Last Friday, I decided to show my 7th graders some clips of a poet, being that we are studying poetry at the moment. Maya Angelou was the first to come to mind. Now, anyone that knows me as a writer knows how deeply inspired I am by her. Of course, I wanted to pick a clip that would make my students feel the same. The previous week, I had shown them a video that outlined Ms. Angelou’s ten pointers for success, and I think the content resonated with them. However, I was stuck when it came to picking a spoken word piece of hers. Every piece that entered my mind I was sure that my students had heard many times. So, I did a random Youtube search. During this search, I came across a piece titled “The Mask”. I couldn’t recall if I had ever heard it before, but, nevertheless, I thought it would be perfect for viewing.
Truthfully, I’m not sure if the poem moved my students in the way that I’d hoped. But, I can say that, as I watched it with each class, the message overwhelmed me. For those of you who are not familiar, this piece’s focal point was about the love and the sacrifice of Black ancestors. Angelou spoke about Black men and women who had nothing but pride and dignity to call their own, and still, they sacrificed that. They worked, and tolerated dehumanization, in hopes that their children and their grandchildren would never have to endure the same. As I reiterated the message to my students, I realized that many of us (Millenials) are doing the same as our parents and our grandparents. We’re just in different settings.
This realization resurfaced as I flipped through my poetry notebook, hoping to find some inspiration for my latest writings. I stumbled across a piece I had written a couple of years ago while working in retail. This is “Free”:
The only thing I hope is that, if I die today, I’m good with my folk. And their memory of me doesn’t fade away. Even though I’ve got dreams and goals of reaching a higher plane, the world seems so cold; like it will never change. Everyone’s so concerned with currency, and emotionally detached from the current. See, if we’re not engulfed in social networks, we’re punching time clocks at work, not realizing there’s no rise in our networth. We’re working to sustain, but not enjoying life on Earth. Crazy, how I help make them a mill, and they don’t pay me. So I’m scraping to for a meal, knowing it may break me. That’s that shit that weighs heavy on the daily, and each time I break bread for bills to be paid and mouths to be fed. The hunger forcing me to a place outside my head, diminishing my little bit of hope. So, it’s got me questioning my folk, and what they’ll remember me for. Because every time I find that I can’t make a way, a bit of me begins to fade away.

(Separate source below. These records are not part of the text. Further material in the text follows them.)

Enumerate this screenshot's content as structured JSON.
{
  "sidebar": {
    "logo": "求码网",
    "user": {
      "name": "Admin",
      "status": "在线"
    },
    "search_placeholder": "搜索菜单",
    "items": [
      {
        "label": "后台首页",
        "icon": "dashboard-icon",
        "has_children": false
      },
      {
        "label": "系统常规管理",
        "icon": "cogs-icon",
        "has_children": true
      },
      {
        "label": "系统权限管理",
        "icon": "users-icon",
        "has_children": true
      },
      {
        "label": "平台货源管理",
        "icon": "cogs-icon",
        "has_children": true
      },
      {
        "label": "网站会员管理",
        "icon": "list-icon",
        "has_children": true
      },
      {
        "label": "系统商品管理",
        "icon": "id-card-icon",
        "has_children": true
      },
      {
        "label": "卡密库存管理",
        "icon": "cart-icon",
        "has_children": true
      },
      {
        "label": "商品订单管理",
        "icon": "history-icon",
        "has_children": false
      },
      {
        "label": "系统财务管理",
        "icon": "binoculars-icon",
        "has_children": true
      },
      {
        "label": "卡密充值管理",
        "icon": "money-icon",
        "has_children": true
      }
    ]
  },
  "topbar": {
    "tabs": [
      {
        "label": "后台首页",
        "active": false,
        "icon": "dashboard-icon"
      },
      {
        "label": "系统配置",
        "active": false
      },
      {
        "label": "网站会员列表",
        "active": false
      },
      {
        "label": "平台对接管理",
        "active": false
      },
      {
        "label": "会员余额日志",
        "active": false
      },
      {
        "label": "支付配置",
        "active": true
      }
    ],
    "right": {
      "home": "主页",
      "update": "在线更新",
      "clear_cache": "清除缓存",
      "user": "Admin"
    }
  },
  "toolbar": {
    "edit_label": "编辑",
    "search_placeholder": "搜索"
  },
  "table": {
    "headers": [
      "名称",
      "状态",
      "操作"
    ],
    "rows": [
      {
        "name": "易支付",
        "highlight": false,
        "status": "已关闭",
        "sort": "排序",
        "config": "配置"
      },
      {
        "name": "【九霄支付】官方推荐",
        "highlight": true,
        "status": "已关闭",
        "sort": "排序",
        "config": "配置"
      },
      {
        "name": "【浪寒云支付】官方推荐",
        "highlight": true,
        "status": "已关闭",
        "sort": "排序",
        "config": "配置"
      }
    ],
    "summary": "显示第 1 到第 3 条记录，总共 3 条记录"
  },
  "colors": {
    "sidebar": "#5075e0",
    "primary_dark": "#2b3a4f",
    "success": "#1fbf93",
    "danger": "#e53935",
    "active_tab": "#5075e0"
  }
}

Maya referred to this type of sacrifice as love, and I believe it to be. Just as she said, we sacrifice for our children, even if we don’t yet know their names. Still, I wonder when will we not be forced into these positions. “The Mask” was performed in 1987. Paul Laurence Dunbar, whom Maya references, published his critique, “We Wear the Mask” in 1896. And here I am, a Black woman in 2017, still finding their messages to be more than relevant to our current reality. Makes me question even more: How much more do we need to sacrifice? Will the hopes of my ancestors ever fully manifest?